The Ocean Blue's debut record on the famed Sire Records label in 1989 achieved widespread acclaim and radio & MTV airplay. The band of four young high schoolers from Hershey, Pennsylvania went on to do two more well-received records for Sire, the atmospheric Cerulean and alt pop Beneath the Rhythm and Sound, and a fourth record for Mercury/PolyGram, See The Ocean Blue, before leaving the majors in the late 90s. The band did several independent releases in the 2000s and within the last several years began working on a new full length record, their first in over 10 years. That record, entitled Ultramarine, is scheduled for release March 19, 2013 on Korda Records, a new Minneapolis cooperative label that the band helped launch in late 2012. Ultramarine is a spectacular return to form that recalls the band's earliest work, and should appeal to fans old and new alike.
On the title, singer/songwriter David Schelzel explains, "We chose Ultramarine to reflect several things.
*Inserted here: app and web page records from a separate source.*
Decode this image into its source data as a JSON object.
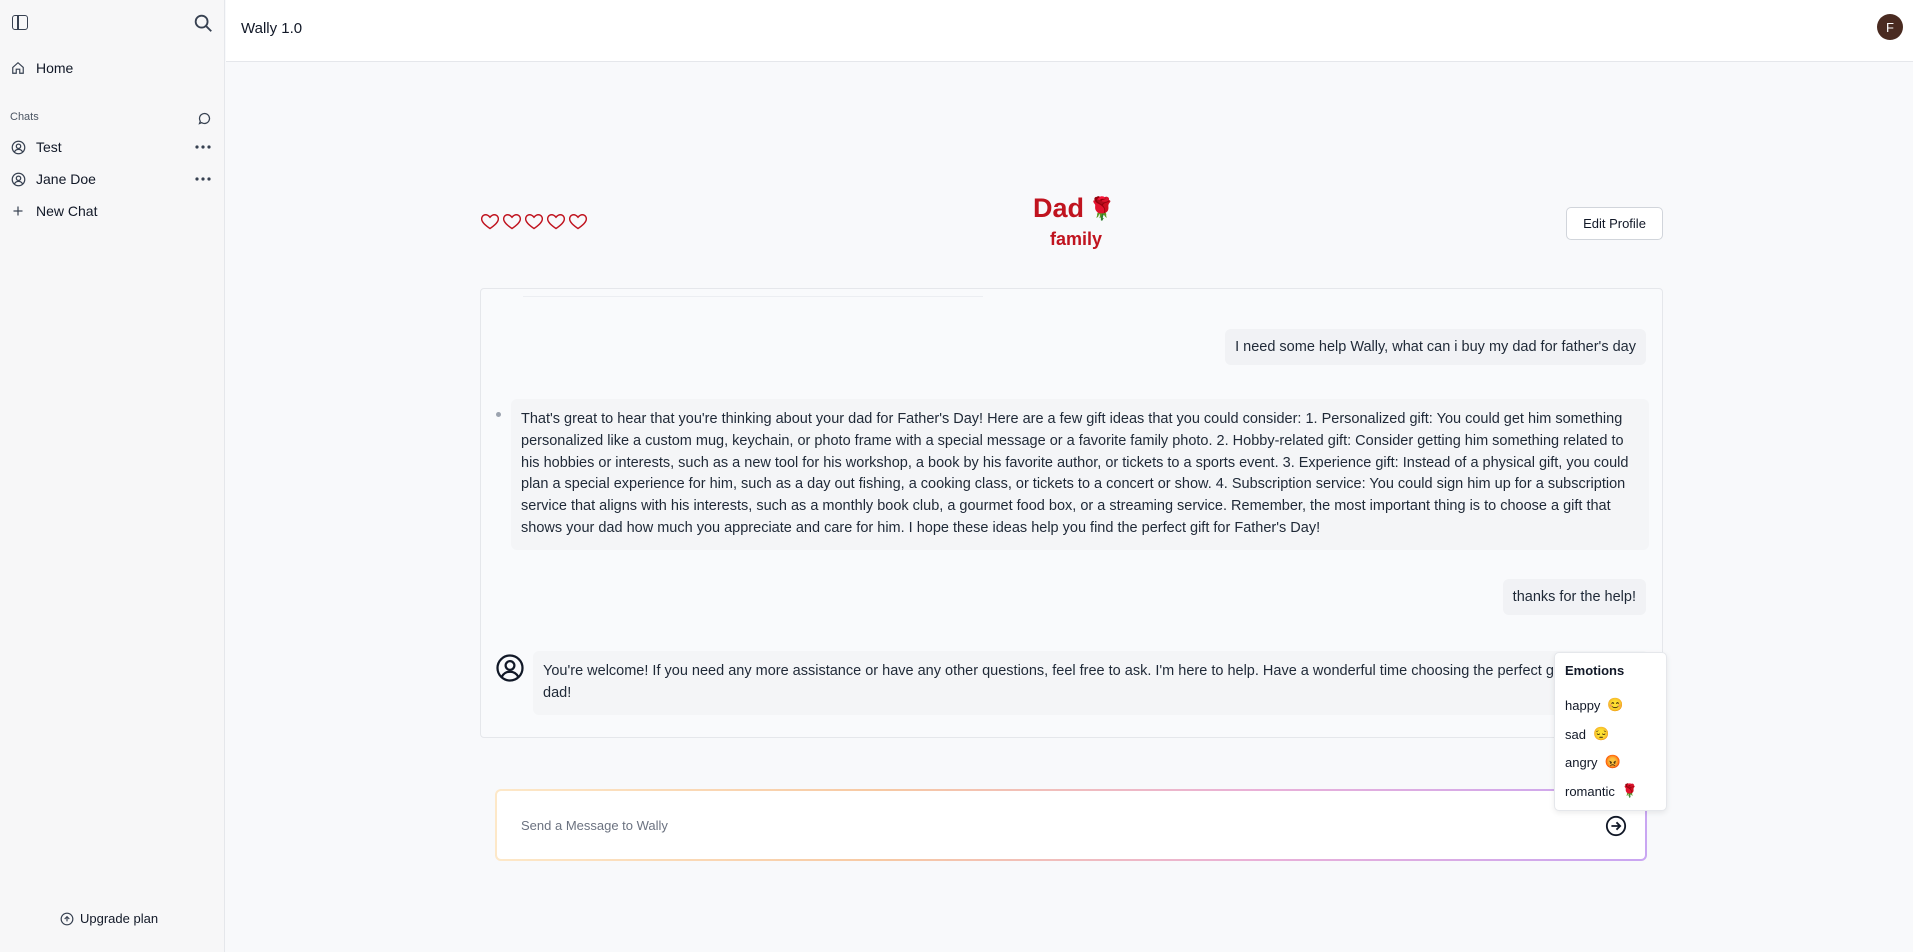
{
  "sidebar": {
    "home_label": "Home",
    "chats_label": "Chats",
    "chats": [
      {
        "label": "Test"
      },
      {
        "label": "Jane Doe"
      }
    ],
    "new_chat_label": "New Chat",
    "upgrade_label": "Upgrade plan"
  },
  "header": {
    "title": "Wally 1.0",
    "avatar_letter": "F"
  },
  "profile": {
    "name": "Dad",
    "name_emoji": "🌹",
    "relation": "family",
    "hearts_filled": 0,
    "hearts_total": 5,
    "edit_label": "Edit Profile"
  },
  "messages": [
    {
      "role": "user",
      "text": "I need some help Wally, what can i buy my dad for father's day"
    },
    {
      "role": "assistant",
      "text": "That's great to hear that you're thinking about your dad for Father's Day! Here are a few gift ideas that you could consider: 1. Personalized gift: You could get him something personalized like a custom mug, keychain, or photo frame with a special message or a favorite family photo. 2. Hobby-related gift: Consider getting him something related to his hobbies or interests, such as a new tool for his workshop, a book by his favorite author, or tickets to a sports event. 3. Experience gift: Instead of a physical gift, you could plan a special experience for him, such as a day out fishing, a cooking class, or tickets to a concert or show. 4. Subscription service: You could sign him up for a subscription service that aligns with his interests, such as a monthly book club, a gourmet food box, or a streaming service. Remember, the most important thing is to choose a gift that shows your dad how much you appreciate and care for him. I hope these ideas help you find the perfect gift for Father's Day!"
    },
    {
      "role": "user",
      "text": "thanks for the help!"
    },
    {
      "role": "assistant",
      "text": "You're welcome! If you need any more assistance or have any other questions, feel free to ask. I'm here to help. Have a wonderful time choosing the perfect gift for your dad!"
    }
  ],
  "emotions_menu": {
    "title": "Emotions",
    "options": [
      {
        "label": "happy",
        "emoji": "😊"
      },
      {
        "label": "sad",
        "emoji": "😔"
      },
      {
        "label": "angry",
        "emoji": "😡"
      },
      {
        "label": "romantic",
        "emoji": "🌹"
      }
    ]
  },
  "composer": {
    "placeholder": "Send a Message to Wally"
  },
  "colors": {
    "accent": "#c0141f",
    "avatar_bg": "#4a2b21"
  }
}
The mood of this record is a little blue, and harkens back to our other "blue" record, Cerulean. It's also a fun play on our name, and we were very conscious of our history as a band making this record. Thinking about our music, what it's meant to us and others. Asking a lot of existential questions about the band, what it was, is, and could be in the future."
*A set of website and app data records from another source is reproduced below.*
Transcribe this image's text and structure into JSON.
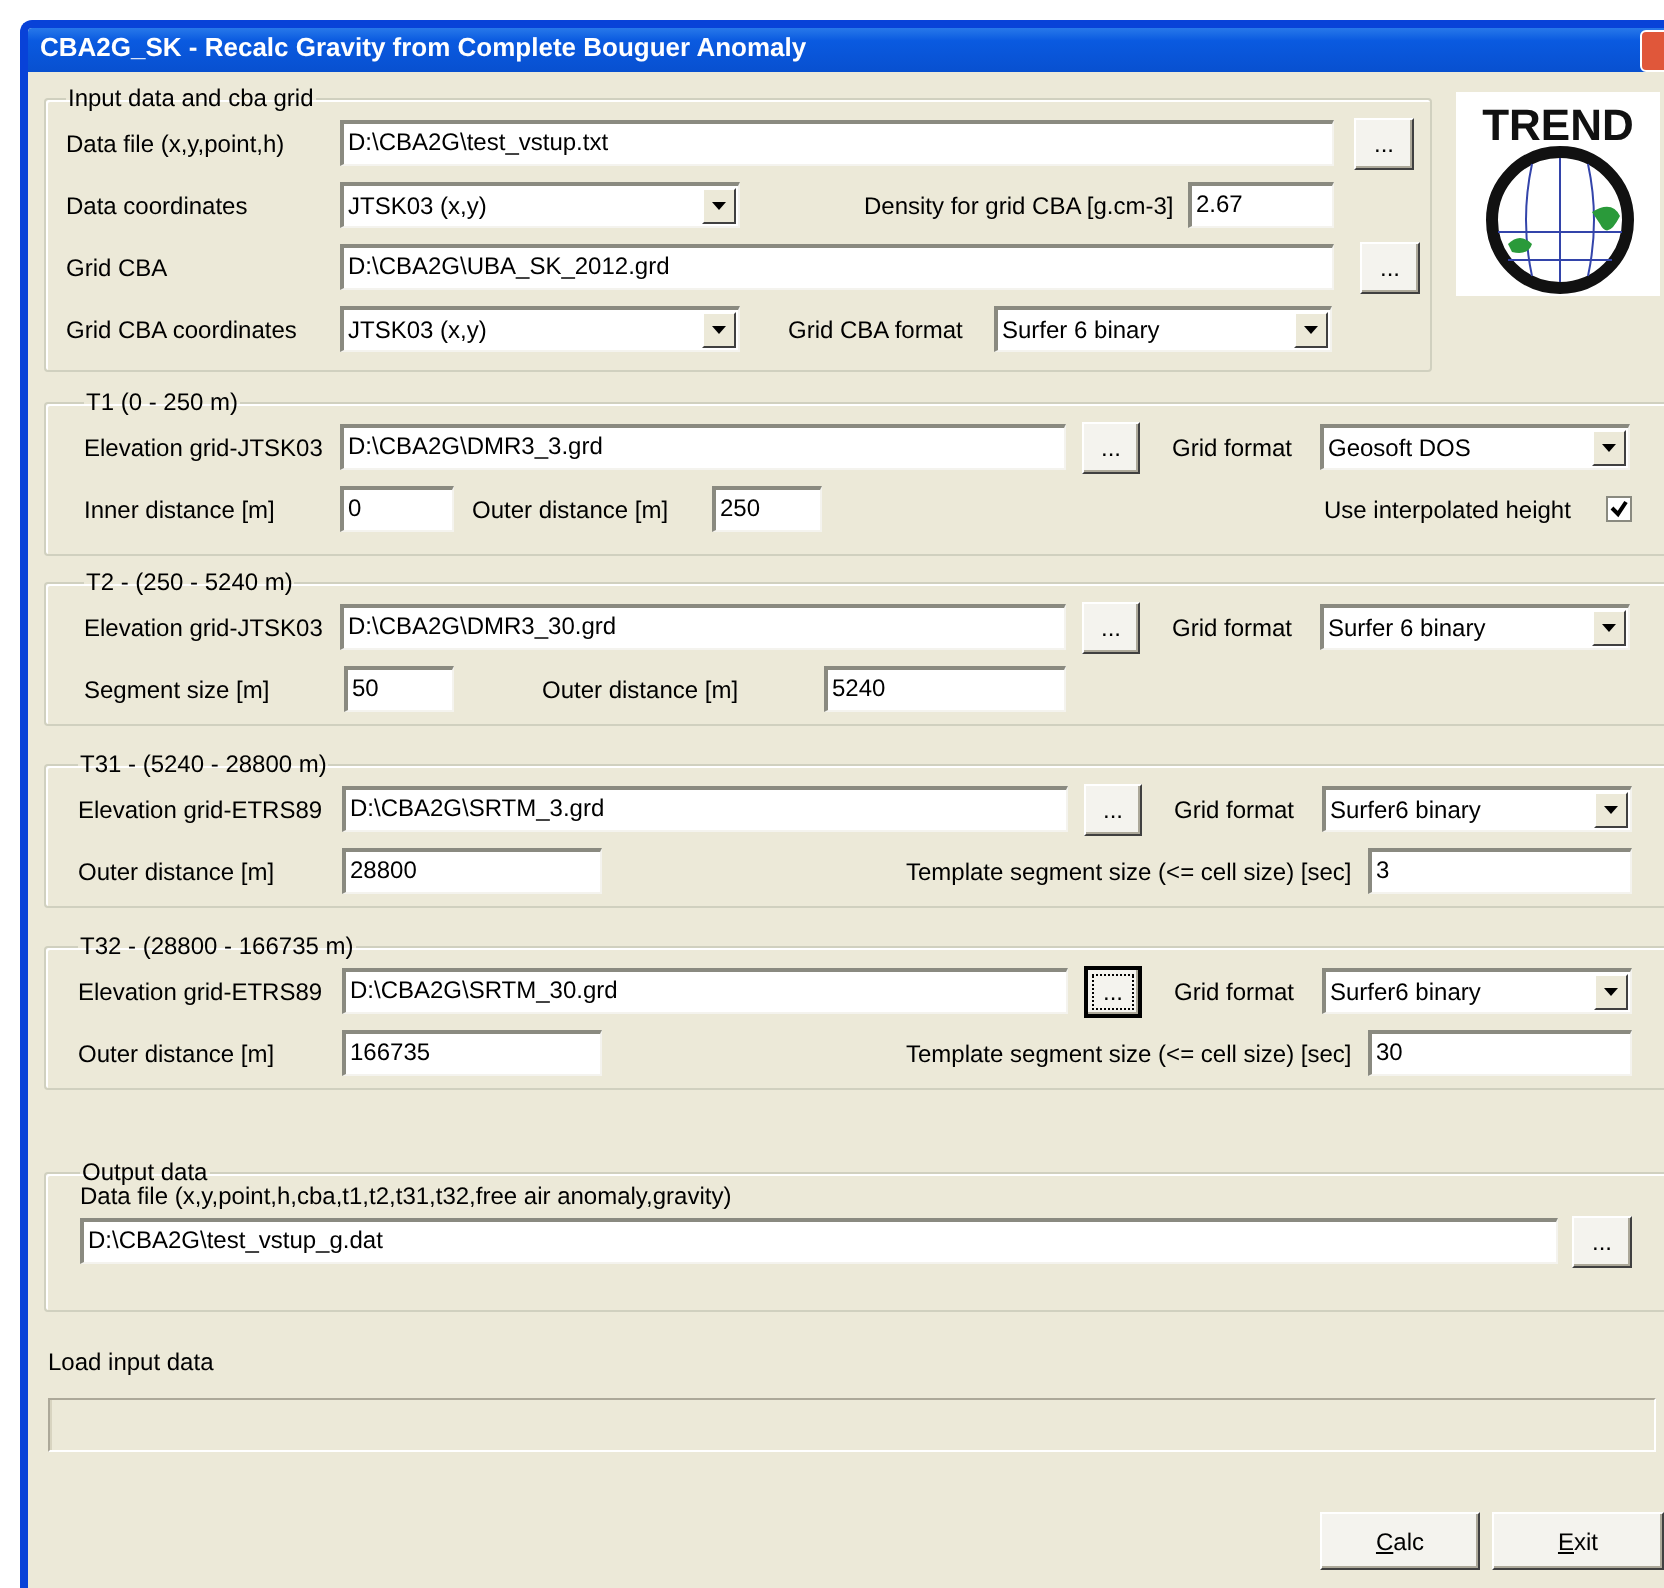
{
  "window": {
    "title": "CBA2G_SK - Recalc Gravity from Complete Bouguer Anomaly"
  },
  "logo": {
    "text": "TREND"
  },
  "input_group": {
    "title": "Input data and cba grid",
    "data_file": {
      "label": "Data file (x,y,point,h)",
      "value": "D:\\CBA2G\\test_vstup.txt",
      "browse": {
        "text": "...",
        "focused": false
      }
    },
    "data_coordinates": {
      "label": "Data coordinates",
      "value": "JTSK03 (x,y)"
    },
    "density": {
      "label": "Density for grid CBA [g.cm-3]",
      "value": "2.67"
    },
    "grid_cba": {
      "label": "Grid CBA",
      "value": "D:\\CBA2G\\UBA_SK_2012.grd",
      "browse": {
        "text": "...",
        "focused": false
      }
    },
    "grid_cba_coordinates": {
      "label": "Grid CBA coordinates",
      "value": "JTSK03 (x,y)"
    },
    "grid_cba_format": {
      "label": "Grid CBA format",
      "value": "Surfer 6 binary"
    }
  },
  "t1": {
    "title": "T1 (0 - 250 m)",
    "elevation": {
      "label": "Elevation grid-JTSK03",
      "value": "D:\\CBA2G\\DMR3_3.grd",
      "browse": {
        "text": "...",
        "focused": false
      }
    },
    "grid_format": {
      "label": "Grid format",
      "value": "Geosoft DOS"
    },
    "inner_distance": {
      "label": "Inner distance [m]",
      "value": "0"
    },
    "outer_distance": {
      "label": "Outer distance [m]",
      "value": "250"
    },
    "interpolated": {
      "label": "Use interpolated height",
      "checked": true
    }
  },
  "t2": {
    "title": "T2 - (250 - 5240 m)",
    "elevation": {
      "label": "Elevation grid-JTSK03",
      "value": "D:\\CBA2G\\DMR3_30.grd",
      "browse": {
        "text": "...",
        "focused": false
      }
    },
    "grid_format": {
      "label": "Grid format",
      "value": "Surfer 6 binary"
    },
    "segment_size": {
      "label": "Segment size [m]",
      "value": "50"
    },
    "outer_distance": {
      "label": "Outer distance [m]",
      "value": "5240"
    }
  },
  "t31": {
    "title": "T31  - (5240 - 28800 m)",
    "elevation": {
      "label": "Elevation grid-ETRS89",
      "value": "D:\\CBA2G\\SRTM_3.grd",
      "browse": {
        "text": "...",
        "focused": false
      }
    },
    "grid_format": {
      "label": "Grid format",
      "value": "Surfer6 binary"
    },
    "outer_distance": {
      "label": "Outer distance [m]",
      "value": "28800"
    },
    "template": {
      "label": "Template segment size (<= cell size) [sec]",
      "value": "3"
    }
  },
  "t32": {
    "title": "T32 - (28800 - 166735 m)",
    "elevation": {
      "label": "Elevation grid-ETRS89",
      "value": "D:\\CBA2G\\SRTM_30.grd",
      "browse": {
        "text": "...",
        "focused": true
      }
    },
    "grid_format": {
      "label": "Grid format",
      "value": "Surfer6 binary"
    },
    "outer_distance": {
      "label": "Outer distance [m]",
      "value": "166735"
    },
    "template": {
      "label": "Template segment size (<=  cell size) [sec]",
      "value": "30"
    }
  },
  "output_group": {
    "title": "Output data",
    "data_file": {
      "label": "Data file (x,y,point,h,cba,t1,t2,t31,t32,free air anomaly,gravity)",
      "value": "D:\\CBA2G\\test_vstup_g.dat",
      "browse": {
        "text": "...",
        "focused": false
      }
    }
  },
  "progress": {
    "label": "Load input data",
    "level": 0
  },
  "buttons": [
    {
      "text": "Calc"
    },
    {
      "text": "Exit"
    }
  ]
}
Ultramarine was recorded in Minneapolis, Portland and Mt Gretna, PA over several years, with Schelzel and drummer Peter Anderson producing. "This record unfolded in slow motion," says Schelzel, "At a glacial pace. We are not on the clock we were when we were on the major labels. And we were not in an insulated studio world for months making the music. We made it mostly in our own studios, on our own time. Regular life drifted into this one more than our earlier records."
Music recording and distribution, and the social networks of the Web have changed the landscape completely since the band's last full length. Says Anderson, "We are using gear and technology on the recording side that for the most part didn't exist when the band was making big budget studio records in the 90s. It's allowed us to do a lot of things we'd never been able to do years ago, all at a much cheaper cost. We also have the ability to connect with people directly via the Web that wasn't really there when we did our last release."
Musically, the new record is a return to form for the band. As well as a new beginning. Lyrically it is romantic, melancholic and impressionistic. The melodic singing, chimey guitars and lush keyboards the band is known for weave their way through the songs. Even the saxophone has returned on the opening track. But it is a record full of music that sounds very of the moment.
"It's an interesting time for us to be putting out a new record. So much of the music we see and hear now reminds me of things I loved growing up," say guitarist Oed Ronne. "My friends in their twenties like The Smiths and New Order. It's a strange thing, but good for us I think. We'd love to reconnect with our old fans, but also make new ones among the ranks of the young."
"I'm really looking forward to sharing this new music with people who know us and people who've never heard us before. And play some shows," says bass player Bobby Mittan. "It's been way too long."
10.26 - The Satellite - Los Angeles, CA
10.27 - Bottom Of The Hill - San Francisco
11.29 - Lincoln Hall - Chicago, IL
11.30 - The Cedar Cultural Center - Minneapolis, MN
12.20 - Jammin' Java - Vienna, VA
12.21 - The Bowery Ballroom - New York, NY
He's certainly not wasting his newfound talents.